══ DATA ══

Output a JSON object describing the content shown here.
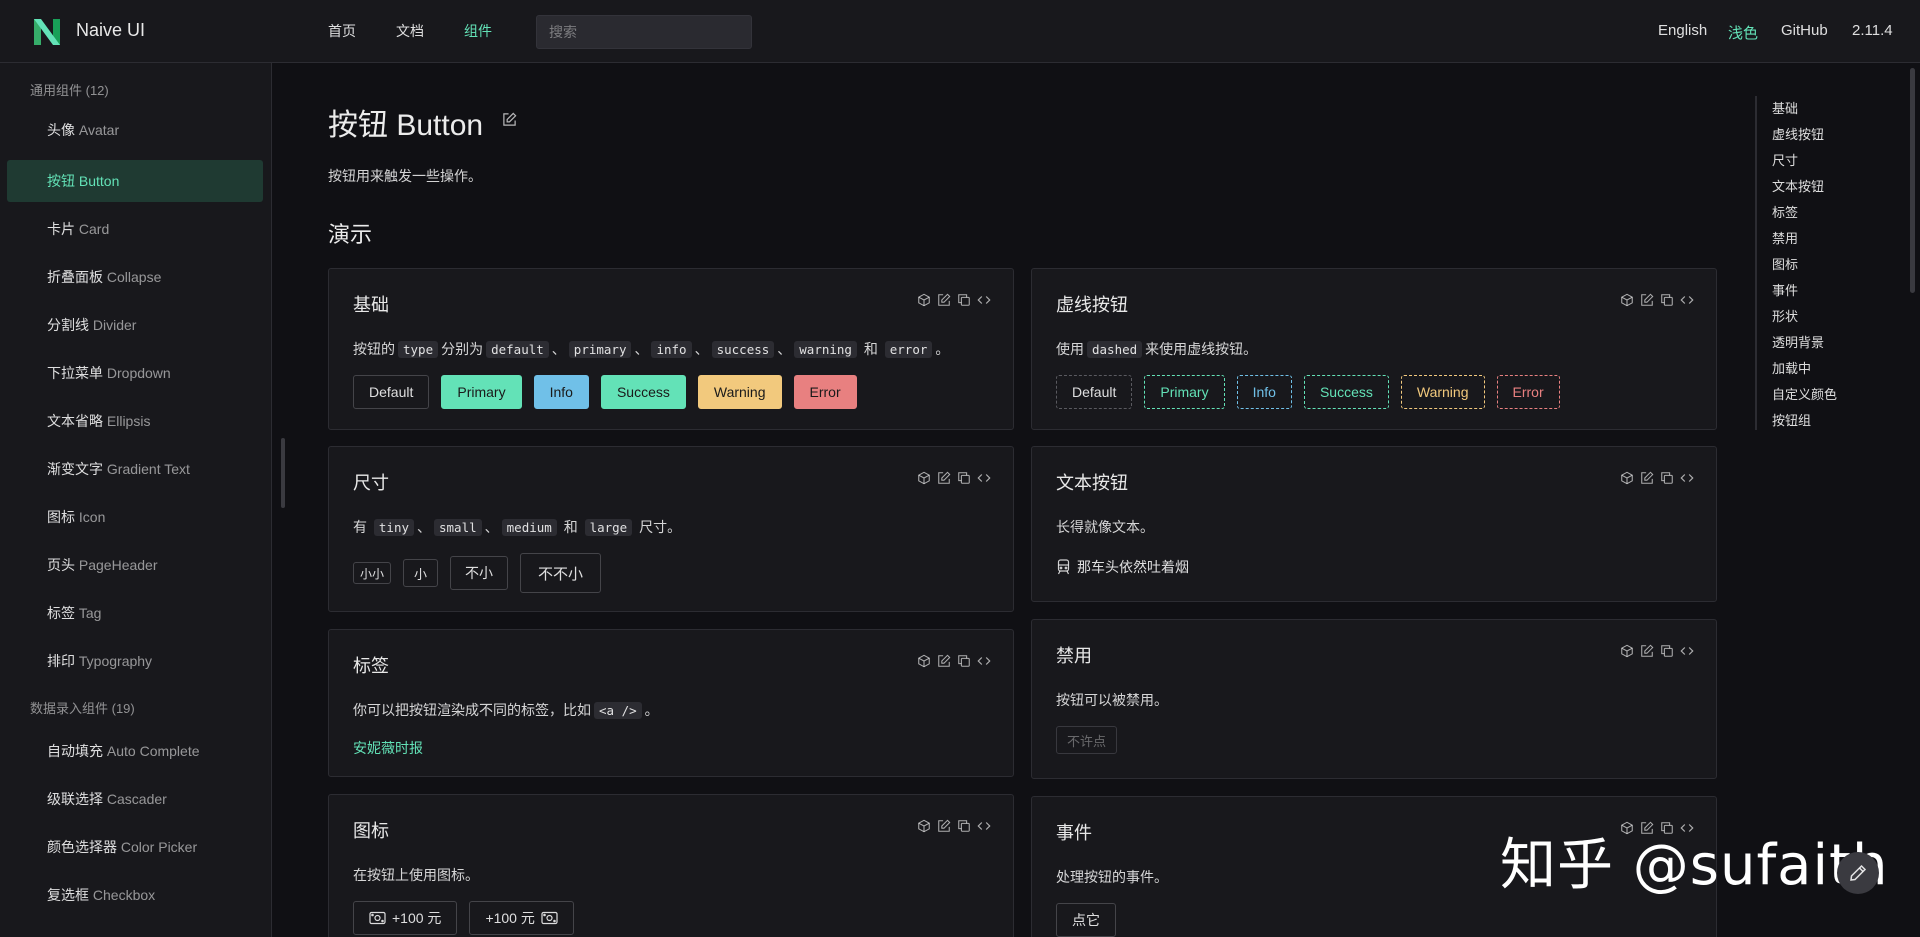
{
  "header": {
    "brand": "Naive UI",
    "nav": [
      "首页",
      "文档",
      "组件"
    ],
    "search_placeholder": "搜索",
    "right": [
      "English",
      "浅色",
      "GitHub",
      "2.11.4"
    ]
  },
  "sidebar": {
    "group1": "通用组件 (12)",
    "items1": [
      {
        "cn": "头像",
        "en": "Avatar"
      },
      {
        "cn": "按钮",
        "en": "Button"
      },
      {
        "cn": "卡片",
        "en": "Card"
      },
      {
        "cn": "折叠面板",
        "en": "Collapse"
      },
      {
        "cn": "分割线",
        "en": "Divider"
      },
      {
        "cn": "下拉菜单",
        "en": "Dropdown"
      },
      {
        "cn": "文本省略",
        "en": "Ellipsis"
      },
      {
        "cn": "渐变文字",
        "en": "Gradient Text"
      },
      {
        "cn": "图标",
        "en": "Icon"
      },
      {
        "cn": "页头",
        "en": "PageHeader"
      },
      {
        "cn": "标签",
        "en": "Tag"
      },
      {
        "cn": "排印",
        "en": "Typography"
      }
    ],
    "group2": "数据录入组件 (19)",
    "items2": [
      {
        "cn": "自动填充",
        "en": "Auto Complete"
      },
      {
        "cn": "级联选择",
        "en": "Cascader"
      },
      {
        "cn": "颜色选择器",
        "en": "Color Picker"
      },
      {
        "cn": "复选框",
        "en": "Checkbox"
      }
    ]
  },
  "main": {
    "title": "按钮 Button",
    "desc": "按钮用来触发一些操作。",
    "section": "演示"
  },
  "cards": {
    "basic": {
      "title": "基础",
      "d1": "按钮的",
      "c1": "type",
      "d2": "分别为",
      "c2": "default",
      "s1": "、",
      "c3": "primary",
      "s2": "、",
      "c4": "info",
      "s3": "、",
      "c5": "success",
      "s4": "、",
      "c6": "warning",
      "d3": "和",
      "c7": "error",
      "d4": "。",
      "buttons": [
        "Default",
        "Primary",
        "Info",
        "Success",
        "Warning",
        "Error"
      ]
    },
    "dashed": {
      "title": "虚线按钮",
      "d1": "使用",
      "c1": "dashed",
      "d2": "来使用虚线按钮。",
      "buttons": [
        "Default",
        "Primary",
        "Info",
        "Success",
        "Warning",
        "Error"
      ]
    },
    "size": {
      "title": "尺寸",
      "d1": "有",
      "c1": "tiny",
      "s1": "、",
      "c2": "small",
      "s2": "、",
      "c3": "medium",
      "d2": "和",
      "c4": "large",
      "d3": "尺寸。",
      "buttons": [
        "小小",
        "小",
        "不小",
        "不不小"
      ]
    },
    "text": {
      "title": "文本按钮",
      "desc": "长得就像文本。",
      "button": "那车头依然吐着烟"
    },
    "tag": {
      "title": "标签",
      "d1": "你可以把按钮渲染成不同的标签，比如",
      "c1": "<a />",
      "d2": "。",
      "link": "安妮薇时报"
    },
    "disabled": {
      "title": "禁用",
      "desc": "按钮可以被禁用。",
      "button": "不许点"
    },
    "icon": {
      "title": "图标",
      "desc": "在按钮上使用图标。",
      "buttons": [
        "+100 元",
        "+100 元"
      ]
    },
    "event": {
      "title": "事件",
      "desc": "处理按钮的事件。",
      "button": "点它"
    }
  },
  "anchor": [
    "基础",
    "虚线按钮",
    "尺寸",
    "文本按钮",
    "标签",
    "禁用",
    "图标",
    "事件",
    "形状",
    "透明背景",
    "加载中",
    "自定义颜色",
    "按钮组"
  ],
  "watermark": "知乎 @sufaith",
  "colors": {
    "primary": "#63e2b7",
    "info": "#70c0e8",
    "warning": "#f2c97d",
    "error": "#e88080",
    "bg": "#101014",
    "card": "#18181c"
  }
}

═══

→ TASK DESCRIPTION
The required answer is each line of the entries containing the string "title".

→ WRITTEN ANSWER
    "title": "按钮 Button",
      "title": "基础",
      "title": "虚线按钮",
      "title": "尺寸",
      "title": "文本按钮",
      "title": "标签",
      "title": "禁用",
      "title": "图标",
      "title": "事件",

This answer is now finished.